The bad news from the latest ISM indices is that growth in both the manufacturing and service sectors has slowed. The good news is that these reports have displaced the yield curve as presumptive recession signals. Until a few weeks ago, the inverted yield curve was cited almost hourly as a clear recession signal. Now that the curve is no longer inverted, attention has shifted to the ISM data.
While the ISM indices have been better leading indicators than the yield curve, they have not been perfect (no one indicator ever is). The recent declines are somewhat similar to the 2016 experience. The manufacturing index fell from 59 in 2014 to 50 in late 2015 to 48 in January 2016. The service sector index also declined over those months to a low of 51.8 in 2016. By 2017, however, both indices had begun to rebound sharply. The manufacturing index reached 60 by September 2017 and the service sector index reached 59.
Treasury yields fell as those indices weakened, as they have recently.

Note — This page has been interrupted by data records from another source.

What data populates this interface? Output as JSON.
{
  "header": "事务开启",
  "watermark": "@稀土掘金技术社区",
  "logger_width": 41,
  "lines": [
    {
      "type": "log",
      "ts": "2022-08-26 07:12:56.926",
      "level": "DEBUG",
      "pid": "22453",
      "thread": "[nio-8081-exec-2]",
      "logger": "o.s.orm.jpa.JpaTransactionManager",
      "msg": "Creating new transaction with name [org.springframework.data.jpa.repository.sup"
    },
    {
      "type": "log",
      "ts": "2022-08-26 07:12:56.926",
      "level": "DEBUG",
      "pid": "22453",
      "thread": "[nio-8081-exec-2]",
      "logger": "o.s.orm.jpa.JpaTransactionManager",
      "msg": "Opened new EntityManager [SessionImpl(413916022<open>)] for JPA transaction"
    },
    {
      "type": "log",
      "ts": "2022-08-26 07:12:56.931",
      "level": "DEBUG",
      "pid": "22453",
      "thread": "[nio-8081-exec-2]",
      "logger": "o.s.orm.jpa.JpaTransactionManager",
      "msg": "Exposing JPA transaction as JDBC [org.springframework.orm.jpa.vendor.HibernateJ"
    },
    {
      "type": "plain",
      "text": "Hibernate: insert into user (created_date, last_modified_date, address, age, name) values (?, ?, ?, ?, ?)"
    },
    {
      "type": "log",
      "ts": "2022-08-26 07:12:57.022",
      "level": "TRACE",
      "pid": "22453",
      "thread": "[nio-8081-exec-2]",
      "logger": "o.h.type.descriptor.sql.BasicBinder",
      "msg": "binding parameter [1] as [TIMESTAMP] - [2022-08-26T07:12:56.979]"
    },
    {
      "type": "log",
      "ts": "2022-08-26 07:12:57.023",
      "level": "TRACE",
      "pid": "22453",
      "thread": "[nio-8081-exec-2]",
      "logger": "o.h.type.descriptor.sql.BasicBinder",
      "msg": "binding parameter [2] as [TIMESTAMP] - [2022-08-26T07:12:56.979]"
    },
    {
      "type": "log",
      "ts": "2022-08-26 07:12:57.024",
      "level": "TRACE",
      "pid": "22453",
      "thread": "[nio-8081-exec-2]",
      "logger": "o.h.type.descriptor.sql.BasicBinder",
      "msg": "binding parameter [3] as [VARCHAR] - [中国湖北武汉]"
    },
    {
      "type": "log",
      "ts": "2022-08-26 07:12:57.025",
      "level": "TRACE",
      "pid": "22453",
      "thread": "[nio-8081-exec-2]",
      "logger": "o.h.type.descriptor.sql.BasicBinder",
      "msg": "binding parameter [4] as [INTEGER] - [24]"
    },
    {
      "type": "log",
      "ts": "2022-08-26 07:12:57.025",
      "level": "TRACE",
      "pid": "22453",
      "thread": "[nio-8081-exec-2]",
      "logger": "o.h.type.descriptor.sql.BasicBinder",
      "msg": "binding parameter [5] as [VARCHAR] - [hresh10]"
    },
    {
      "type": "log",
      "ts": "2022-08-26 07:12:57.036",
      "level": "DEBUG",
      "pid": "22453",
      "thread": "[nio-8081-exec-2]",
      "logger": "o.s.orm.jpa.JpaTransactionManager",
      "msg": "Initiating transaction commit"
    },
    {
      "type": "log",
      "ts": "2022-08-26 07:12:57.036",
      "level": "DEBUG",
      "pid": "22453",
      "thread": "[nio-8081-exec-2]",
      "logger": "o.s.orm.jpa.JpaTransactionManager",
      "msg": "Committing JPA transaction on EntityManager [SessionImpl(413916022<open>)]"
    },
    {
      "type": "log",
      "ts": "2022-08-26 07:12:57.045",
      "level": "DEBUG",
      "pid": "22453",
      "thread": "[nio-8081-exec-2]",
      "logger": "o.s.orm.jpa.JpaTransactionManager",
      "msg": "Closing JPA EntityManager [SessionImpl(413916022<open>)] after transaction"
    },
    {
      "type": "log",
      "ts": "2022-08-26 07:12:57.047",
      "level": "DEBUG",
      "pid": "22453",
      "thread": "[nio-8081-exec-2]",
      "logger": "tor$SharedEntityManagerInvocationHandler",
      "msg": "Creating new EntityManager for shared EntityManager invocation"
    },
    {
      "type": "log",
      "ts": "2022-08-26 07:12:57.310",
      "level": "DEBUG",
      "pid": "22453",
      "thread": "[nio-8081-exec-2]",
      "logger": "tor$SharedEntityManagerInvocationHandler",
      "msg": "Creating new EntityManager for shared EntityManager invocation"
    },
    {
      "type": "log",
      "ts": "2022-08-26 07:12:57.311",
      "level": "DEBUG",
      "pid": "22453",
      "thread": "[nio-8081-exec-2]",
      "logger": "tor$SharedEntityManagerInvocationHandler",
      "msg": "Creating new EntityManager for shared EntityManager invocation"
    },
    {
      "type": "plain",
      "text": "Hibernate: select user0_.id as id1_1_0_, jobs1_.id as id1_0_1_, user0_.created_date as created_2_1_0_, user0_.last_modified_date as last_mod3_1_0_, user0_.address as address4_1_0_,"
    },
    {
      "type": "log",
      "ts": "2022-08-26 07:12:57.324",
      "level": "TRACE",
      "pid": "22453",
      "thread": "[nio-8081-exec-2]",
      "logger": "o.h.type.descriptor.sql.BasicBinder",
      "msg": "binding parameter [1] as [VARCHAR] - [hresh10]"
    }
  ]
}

The yield on the 10-year note dropped from 2.40% in 2015 to 1.38% in early July, 2016. The 30-year bond yield fell to 2.10% in July 2016. By year-end 2016, however, those yields had increased more than 100 basis points.
While economic growth is not likely to rebound as strongly in 2019-20 as it did in 2016-17, there is a strong possibility that the ISM indices are bottoming now. The new orders components have stopped declining, and other leading indicators such as initial claims, consumer confidence, auto sales and housing data are improving or are at very healthy levels. And, if the ISM indices turn upward in the months ahead, Treasury yields will very likely do the same.

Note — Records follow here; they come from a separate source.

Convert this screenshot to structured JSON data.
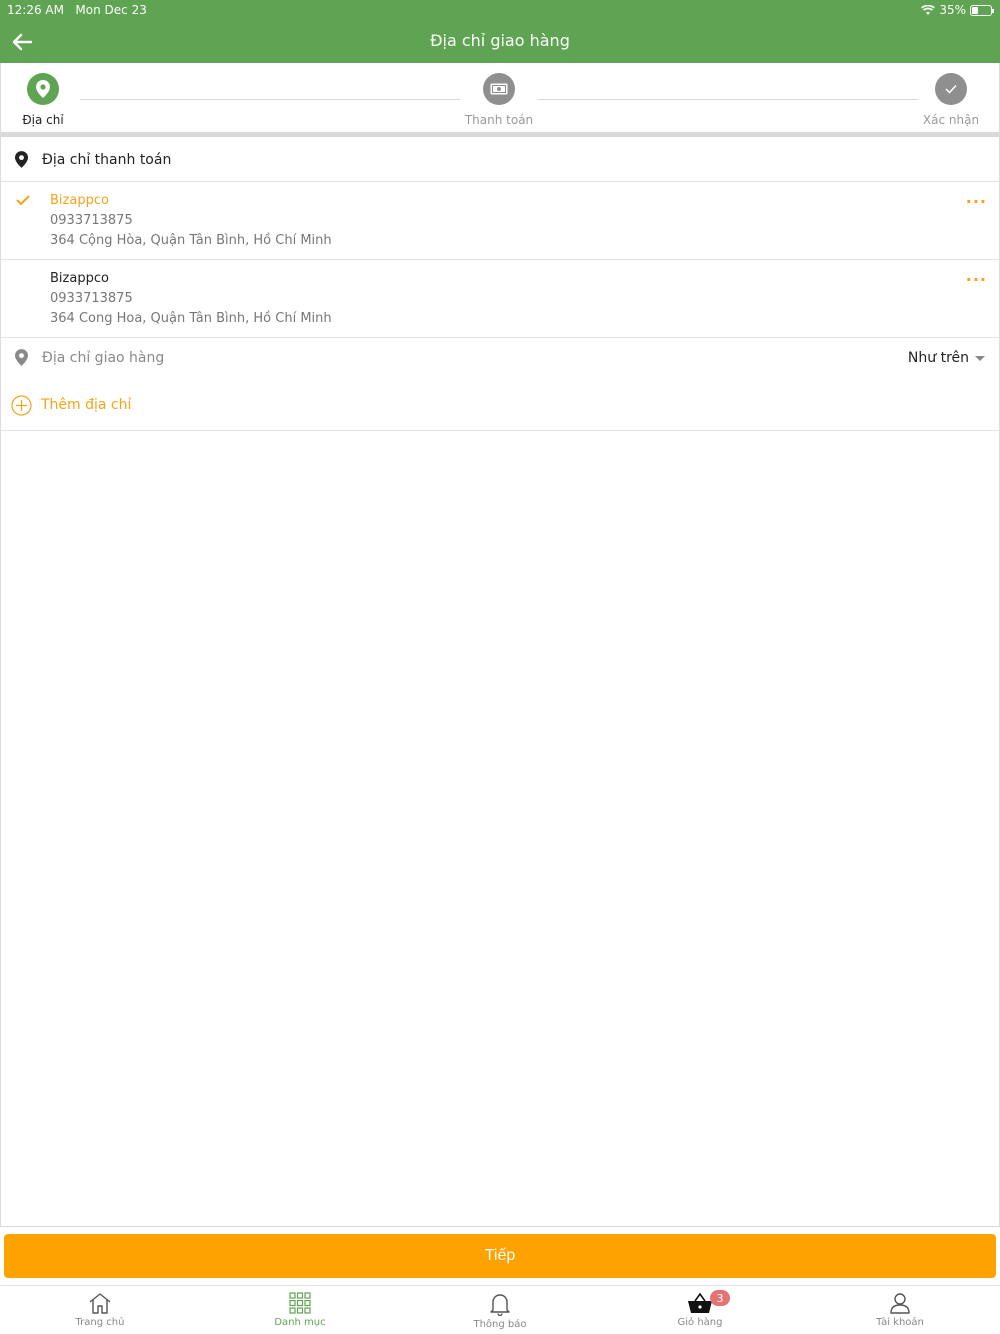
{
  "status_bar": {
    "time": "12:26 AM",
    "date": "Mon Dec 23",
    "battery": "35%"
  },
  "nav": {
    "title": "Địa chỉ giao hàng",
    "back_icon": "arrow-left-icon"
  },
  "colors": {
    "primary_green": "#5fa452",
    "accent_orange": "#fda200",
    "badge_red": "#e57373"
  },
  "steps": [
    {
      "label": "Địa chỉ",
      "icon": "location-pin-icon",
      "state": "active"
    },
    {
      "label": "Thanh toán",
      "icon": "cash-icon",
      "state": "pending"
    },
    {
      "label": "Xác nhận",
      "icon": "check-icon",
      "state": "pending"
    }
  ],
  "billing": {
    "label": "Địa chỉ thanh toán"
  },
  "addresses": [
    {
      "name": "Bizappco",
      "phone": "0933713875",
      "address": "364 Cộng Hòa, Quận Tân Bình, Hồ Chí Minh",
      "selected": true,
      "more": "···"
    },
    {
      "name": "Bizappco",
      "phone": "0933713875",
      "address": "364 Cong Hoa, Quận Tân Bình, Hồ Chí Minh",
      "selected": false,
      "more": "···"
    }
  ],
  "shipping": {
    "label": "Địa chỉ giao hàng",
    "selected_option": "Như trên"
  },
  "add_address": {
    "label": "Thêm địa chỉ"
  },
  "next_button": {
    "label": "Tiếp"
  },
  "tabs": [
    {
      "label": "Trang chủ",
      "icon": "home-icon",
      "active": false
    },
    {
      "label": "Danh mục",
      "icon": "grid-icon",
      "active": true
    },
    {
      "label": "Thông báo",
      "icon": "bell-icon",
      "active": false
    },
    {
      "label": "Giỏ hàng",
      "icon": "basket-icon",
      "active": false,
      "badge": "3"
    },
    {
      "label": "Tài khoản",
      "icon": "user-icon",
      "active": false
    }
  ]
}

Total returns in September were examples of how the markets typically react when the economic data surprise on the upside. The Treasury market posted a total return of -0.9%, led by a -3% return from the long bond. TIPS returned -1.5%. The muni market returned -0.7% and investment grade corporates returned -0.6%. High yield corporates recorded a positive 3% return, but the weakest segment, the CCCs, had a zero return and a -2.3% return for the quarter. While the BB credits have a YTD return of 13%, the CCCs YTD return is only 6.1%. Just as in the stock market, investors appear to be shifting away from the riskiest issuers.

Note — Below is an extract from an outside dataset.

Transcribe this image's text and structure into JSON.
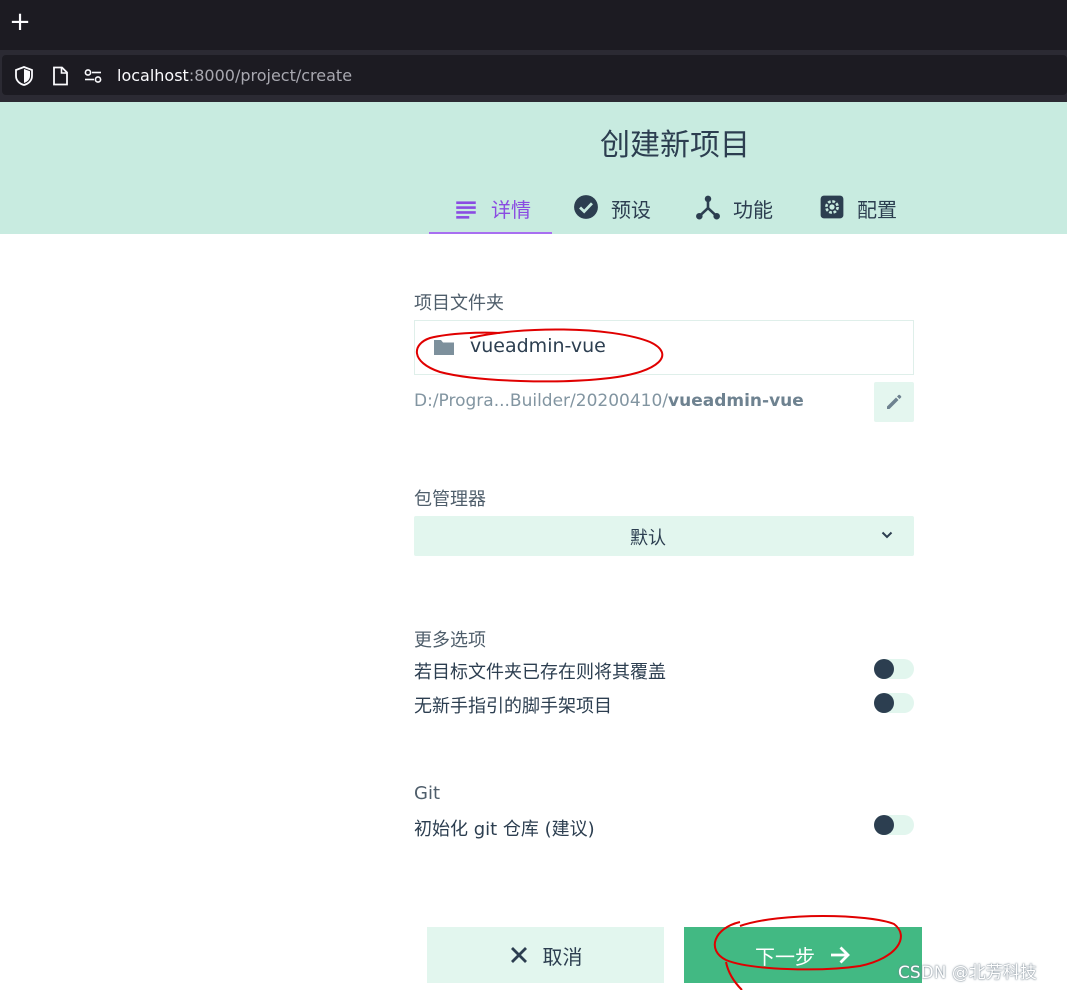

A final word about the jump in repo rates last month. One factor was that dealers had taken down lots of the notes and bonds in the recent auctions and those positions had to be financed. If this recent pattern of weaker investor demand confronting a heavy pace of Treasury borrowing were to persist, one would expect some downward pressure on prices now through year-end. And, with yields again near all-time lows and durations very long, only modest yield increases produce significant negative returns.